“The only tunnels being closed are those being used for illegal purposes, so we are happy about that, the ones being used to bring in drugs, weapons and for other illegal purposes. Egypt will not allow the closure of tunnels to such an extent that it causes food shortages,” he replied.
“1500 people daily are passing through Rafah now, it is open seven days a week. There are still some restrictions, though – the list of names of people banned from crossing is still reliant on Fatah information given to the old Mubarak regime, and the list has to be gone through one by one because many people have similar or the same names – sometimes even babies are banned. The names have to be confirmed, or cancelled, and many have been, but Egyptian security has other priorities than updating the lists.”
The events in Tahrir Square last Friday indicate that despite the lip-service paid to democracy, many are reluctant to accept the results, and subsequent decisions taken by majority governments.
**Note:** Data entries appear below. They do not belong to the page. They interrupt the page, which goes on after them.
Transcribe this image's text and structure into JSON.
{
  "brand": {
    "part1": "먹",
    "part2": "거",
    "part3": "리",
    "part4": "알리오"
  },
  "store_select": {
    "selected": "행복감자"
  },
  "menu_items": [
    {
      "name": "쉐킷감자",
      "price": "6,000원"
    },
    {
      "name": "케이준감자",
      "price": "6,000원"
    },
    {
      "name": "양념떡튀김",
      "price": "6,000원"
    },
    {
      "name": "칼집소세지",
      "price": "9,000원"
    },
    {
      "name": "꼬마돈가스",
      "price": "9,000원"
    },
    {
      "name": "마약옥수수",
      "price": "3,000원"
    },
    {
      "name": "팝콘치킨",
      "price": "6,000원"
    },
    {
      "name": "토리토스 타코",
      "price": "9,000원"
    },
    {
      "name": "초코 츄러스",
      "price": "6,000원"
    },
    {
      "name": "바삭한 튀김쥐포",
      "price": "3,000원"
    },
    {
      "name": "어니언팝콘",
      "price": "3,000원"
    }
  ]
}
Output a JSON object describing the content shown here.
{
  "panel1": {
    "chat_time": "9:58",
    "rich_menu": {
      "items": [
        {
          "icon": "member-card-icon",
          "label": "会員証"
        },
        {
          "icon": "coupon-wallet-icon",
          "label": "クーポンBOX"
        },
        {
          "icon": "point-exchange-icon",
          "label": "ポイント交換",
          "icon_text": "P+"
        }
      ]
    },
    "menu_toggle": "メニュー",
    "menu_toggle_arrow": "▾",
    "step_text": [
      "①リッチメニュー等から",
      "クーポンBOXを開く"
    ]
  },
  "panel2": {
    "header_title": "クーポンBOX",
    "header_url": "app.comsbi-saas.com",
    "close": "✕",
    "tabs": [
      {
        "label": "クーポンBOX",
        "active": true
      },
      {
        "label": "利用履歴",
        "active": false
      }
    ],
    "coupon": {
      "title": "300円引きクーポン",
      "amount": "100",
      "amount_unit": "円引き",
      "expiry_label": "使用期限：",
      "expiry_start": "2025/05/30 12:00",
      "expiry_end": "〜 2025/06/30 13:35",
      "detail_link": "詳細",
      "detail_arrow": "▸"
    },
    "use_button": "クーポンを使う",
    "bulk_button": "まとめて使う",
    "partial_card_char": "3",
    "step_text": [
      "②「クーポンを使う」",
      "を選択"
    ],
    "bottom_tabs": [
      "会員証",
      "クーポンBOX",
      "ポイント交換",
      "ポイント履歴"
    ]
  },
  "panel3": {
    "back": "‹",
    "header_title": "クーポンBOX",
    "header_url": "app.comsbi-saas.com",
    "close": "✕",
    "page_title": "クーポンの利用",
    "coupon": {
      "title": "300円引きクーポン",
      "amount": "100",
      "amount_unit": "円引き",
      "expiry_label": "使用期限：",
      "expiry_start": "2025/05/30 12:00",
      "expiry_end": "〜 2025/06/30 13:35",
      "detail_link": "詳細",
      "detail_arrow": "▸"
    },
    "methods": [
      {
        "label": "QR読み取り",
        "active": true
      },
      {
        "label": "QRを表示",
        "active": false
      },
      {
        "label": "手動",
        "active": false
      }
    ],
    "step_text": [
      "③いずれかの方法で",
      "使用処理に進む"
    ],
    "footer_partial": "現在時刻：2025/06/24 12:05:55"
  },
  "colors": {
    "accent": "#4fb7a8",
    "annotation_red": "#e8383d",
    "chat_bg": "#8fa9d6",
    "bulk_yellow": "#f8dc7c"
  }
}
Does this suggest that the notion of democracy itself needs attention?
“We need to distinguish between the instruments or models of democracy, and its conceptualisation. In the Arab world we are moving from dictatorships to elected presidents, and building our own models will take time. We are not just adopting a US model, we are developing our own. It is not just how we choose our representatives, but also how we punish wrongdoers, how we reward people who succeed in doing well, the sort of administrations we create to enable public participation and to end corruption. President Mursi has achieved a lot of successes already. Sudan and Syria are much bigger problems for him right now than Palestine,” Dr Zahar said.
How do you see Egypt’s role in relation to Syria?
“ Egypt has a big role to play as the peacemaker in Syria, with the help of Iran and Turkey. I think the current situation between Turkey and Syria will finish. Turkey and Iran and Egypt are all seeking a political solution, and that will enable the Syrian regime to be replaced with a democratic administration. Recovery will take time.”
So the Rafah situation will not change quickly?
“We need to speak to the people around the President, he is surrounded by groups from the old regime who don’t understand, or don’t want to change. We need to wait.”